    황지현 | 2023, (90) | pp.35~58 | number of Cited : 0
    Hierarchical violence imposes various physical·emotional violence and disadvantages. However, the mastery lies not in dramatized events, but in tying one's daily life down by reading another's countenance. This study was conducted on Korea’s two classic novels Sohyŏnsŏngnok and Hyŏnmongssangnyonggi and focused on the daily predicaments faced by Sino, Changdu, Gungno, and Seo-dong, whose names were not mentioned, and attempted to understand the violence and meaning of the hierarchy. In the meantime, various approaches to assistant-characters have been made in the history of research, but the number of studies on unnamed people has been comparatively counted. Therefore, this study aims to pay attention to the daily predicaments they faced and reveal the meaning of each event. First, I explored the case of receiving inconsistent orders with a time difference and receiving different demands at the same time. After that, I revealed that they were punished even though they wanted to obey the order, and that the punishment took on the character of example as warning and venting one's anger. Furthermore, I confirmed that the violence of such a hierarchy is linked to domestic political dynamics, and that the linear hierarchy is not actually a vertically arranged series of hierarchies, while conflicting orders can cause greater hardship to the weak. However, it was also examined that they were not entirely passive, but on the other hand, they were responding by selectively carrying out orders with their own survival strategies. Through the analysis of the case that those at the bottom of the family were caught up in the conflict of order and tried to come up with self-rescue measures, this study has examined the violence and vulnerability of the hierarchy and the antagonism of the subjects participating in it.
  • Localization between Insiders/Outsiders of the Local and the Aspects of Literary Representation - Focusing on Novel Busan and Writing Busan -

    Cho, Myung-Ki | 2023, (90) | pp.59~90 | number of Cited : 0
    This paper begins with a question about differences in footing points between outsiders’ and insiders’ gaze.

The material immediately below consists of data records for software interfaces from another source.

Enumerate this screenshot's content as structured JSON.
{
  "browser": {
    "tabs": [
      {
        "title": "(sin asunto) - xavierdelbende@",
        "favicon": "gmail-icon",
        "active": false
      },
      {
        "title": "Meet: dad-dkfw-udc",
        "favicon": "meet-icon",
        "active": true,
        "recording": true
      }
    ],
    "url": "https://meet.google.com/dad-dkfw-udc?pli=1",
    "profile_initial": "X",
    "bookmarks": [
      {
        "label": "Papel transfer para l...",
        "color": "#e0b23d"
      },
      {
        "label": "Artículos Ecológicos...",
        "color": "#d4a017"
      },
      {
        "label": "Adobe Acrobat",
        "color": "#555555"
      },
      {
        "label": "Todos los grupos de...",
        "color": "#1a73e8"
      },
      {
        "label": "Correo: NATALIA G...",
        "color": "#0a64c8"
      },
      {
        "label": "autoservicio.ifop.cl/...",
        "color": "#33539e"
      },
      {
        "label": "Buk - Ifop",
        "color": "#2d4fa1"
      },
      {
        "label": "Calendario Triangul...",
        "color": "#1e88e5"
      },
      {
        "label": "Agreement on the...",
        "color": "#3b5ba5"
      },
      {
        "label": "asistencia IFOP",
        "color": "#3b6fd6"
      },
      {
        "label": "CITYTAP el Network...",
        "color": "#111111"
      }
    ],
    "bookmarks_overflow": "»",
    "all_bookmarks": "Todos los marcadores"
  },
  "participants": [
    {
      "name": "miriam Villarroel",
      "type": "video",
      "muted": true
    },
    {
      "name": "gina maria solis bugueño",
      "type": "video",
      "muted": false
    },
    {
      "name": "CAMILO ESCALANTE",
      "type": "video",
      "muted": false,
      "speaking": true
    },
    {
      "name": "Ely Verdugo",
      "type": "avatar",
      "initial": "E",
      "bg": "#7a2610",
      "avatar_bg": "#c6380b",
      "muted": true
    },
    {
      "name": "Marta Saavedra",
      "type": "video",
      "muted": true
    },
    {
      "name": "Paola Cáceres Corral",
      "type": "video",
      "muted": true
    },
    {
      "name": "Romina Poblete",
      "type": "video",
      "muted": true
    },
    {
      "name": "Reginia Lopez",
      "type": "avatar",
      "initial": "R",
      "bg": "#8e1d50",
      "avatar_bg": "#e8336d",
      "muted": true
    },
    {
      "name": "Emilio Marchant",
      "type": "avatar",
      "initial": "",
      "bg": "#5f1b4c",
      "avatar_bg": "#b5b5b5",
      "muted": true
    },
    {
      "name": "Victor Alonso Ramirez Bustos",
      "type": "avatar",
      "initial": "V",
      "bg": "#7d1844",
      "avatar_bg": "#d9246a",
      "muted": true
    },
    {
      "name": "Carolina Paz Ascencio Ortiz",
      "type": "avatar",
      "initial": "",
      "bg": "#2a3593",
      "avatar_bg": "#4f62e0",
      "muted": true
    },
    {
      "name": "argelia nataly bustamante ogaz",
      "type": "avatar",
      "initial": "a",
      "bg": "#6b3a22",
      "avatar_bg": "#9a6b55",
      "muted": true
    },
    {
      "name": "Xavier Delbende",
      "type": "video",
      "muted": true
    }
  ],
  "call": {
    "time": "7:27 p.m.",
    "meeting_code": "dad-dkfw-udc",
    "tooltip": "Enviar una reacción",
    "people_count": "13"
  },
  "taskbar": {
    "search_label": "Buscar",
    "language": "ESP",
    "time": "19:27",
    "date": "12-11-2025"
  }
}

It compares how the structure and the desire, which are embedded in the mode of local imagination, are embodied by analyzing two novels ― Novel Busan and Writing Busan ― as the texts for this study. Novel Busan imagines Busan from the gaze of an outsider. The gazing subject recognizes that his/her gaze is ultimately directed toward his/her desire to consume an unknown and lost object, rather than the object itself, by perceiving its fallacy and his/her desire that operates by depending on it, as he/she witnesses the paradox of melancholy in Seoul in which the position of the gazing subject is fixed. Although Busan is described as the object of gaze, as the space structure still operates, the signified including identity is omitted, so it only remains as the space that is replaceable and abstracted, the signifier without the signified, in other words, a kind of trace. On the other hand, Writing Busan formalizes the insiders’ gaze. The short stories introduced in Writing Busan attribute trace to the past by misunderstanding it as an aura, while they prescribe the present as the time of loss/damage, as if we can claim for the possession of the object, by misunderstanding a lack as a loss. The stories, therefore, can argue that the present and the future should possess the past sublime value that they already once possessed by recovering and restoring it. Writing Busan’s misunderstanding, which means to regard things that it cannot possess as its possession, has the form isolated and solidified through the paradox of deceptive spectacle, so it has an effect on the process in which the place identity of the present Busan is organized. The outsider’s gaze which repeatedly otherizes Busan for the melancholy of Seoul is homologous with the insider’s gaze intending to prescribe the place identity by misunderstanding the trace as an aura. It is, however, possible to find the attempts to refuse to copy the outsider’s gaze in Writing Busan. Key